Jamaica Raked by Powerful Hurricane : 115-M.P.H. Winds Kill at Least 4; Storm Heading for Caymans
Hurricane Gilbert took aim at the Cayman Islands after its 115-m.p.h. winds cut a swath of destruction across Jamaica on Monday and left at least four dead on its rampage through the Caribbean.
The hurricane raked the Jamaican capital of Kingston with winds gusting up to 140 m.p.h., forcing tens of thousands of people to evacuate, damaging aircraft at the international airport, knocking out electricity and telephone service and destroying dozens of homes, officials said.
“It is the worst natural disaster Jamaica has experienced in its modern history,” Jamaican Prime Minister Edward Seaga said in a radio address in which he appealed for calm among the island’s 2.3 million residents.
However, there were no confirmed deaths in Jamaica that were blamed on the storm.
Authorities in the Dominican Republic, which was sideswiped by Gilbert on Sunday, said the hurricane killed four people, injured six and left hundreds homeless there.
Several thousand evacuees rode out the storm in Kingston’s steel-and-concrete National Arena, while thousands more poured into emergency shelters in schools and churches.
The roof of a hospital in central Jamaica was reported torn off as Gilbert roared across the length of the island.

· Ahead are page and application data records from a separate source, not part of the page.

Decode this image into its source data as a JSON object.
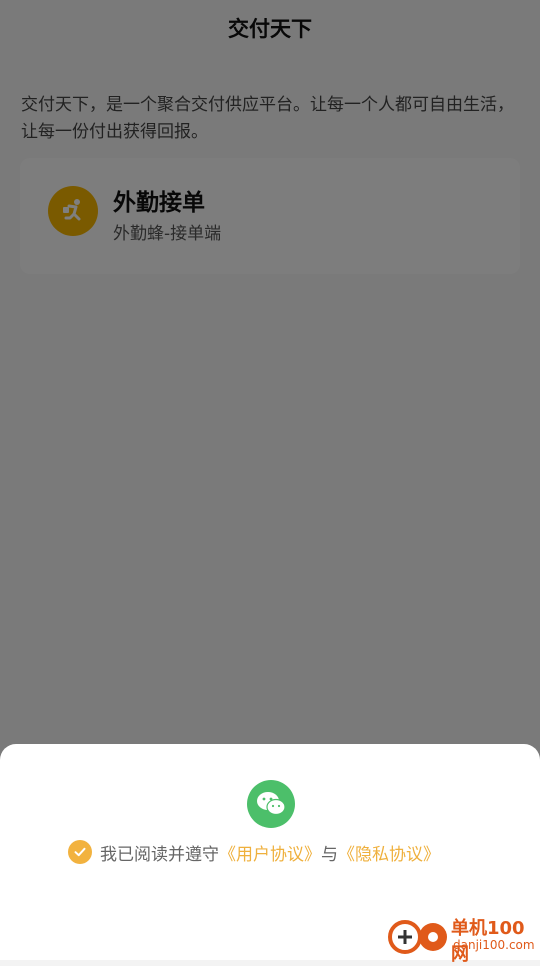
{
  "header": {
    "title": "交付天下"
  },
  "intro": {
    "text": "交付天下，是一个聚合交付供应平台。让每一个人都可自由生活，让每一份付出获得回报。"
  },
  "app_card": {
    "title": "外勤接单",
    "subtitle": "外勤蜂-接单端",
    "icon": "runner-icon",
    "icon_color": "#f4b400"
  },
  "login_sheet": {
    "wechat_icon": "wechat-icon",
    "wechat_color": "#4cbf6a",
    "agreement_prefix": "我已阅读并遵守",
    "user_agreement": "《用户协议》",
    "conjunction": "与",
    "privacy_agreement": "《隐私协议》",
    "accent": "#efb03d"
  },
  "watermark": {
    "cn": "单机100网",
    "en": "danji100.com"
  }
}
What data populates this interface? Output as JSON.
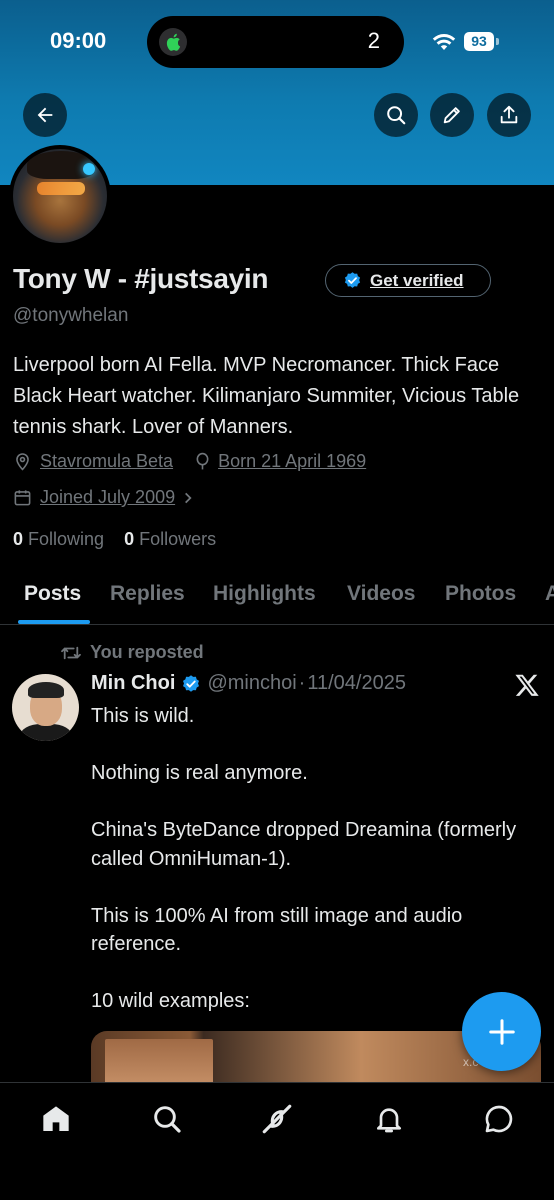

Gilbert, the third hurricane of the 1988 Atlantic storm season, was born on Saturday night. By Monday it had grown so large that it blanketed almost the entire central Caribbean. Forecasters said Gilbert was the biggest storm to hit the region since hurricane Alan in 1980.
On Monday morning, Gilbert became the first hurricane to make a direct hit on the island of Jamaica since 1951, when Hurricane Charlie killed around 150 people and injured 2,000.
As the eye of the hurricane moved off Jamaica’s western coast Monday night, it was headed for the Cayman Islands, where officials were ordering the evacuation of low-lying coastal areas.
A high-pressure ridge to the north of Gilbert was expected to continue to keep the storm from turning far north, forecasters said, thus reducing the possibility of its striking the U.S. mainland.
Havana Radio, meanwhile, reported that 25,000 people were evacuated from coastal areas in Guantanamo province on the nation’s southeastern coast as Gilbert’s winds and rain began to brush the island.
In Washington, the Navy said that its bases at Guantanamo Bay, Cuba, and Roosevelt Roads, Puerto Rico, have taken precautionary steps but appeared to be safe from the brunt of the hurricane.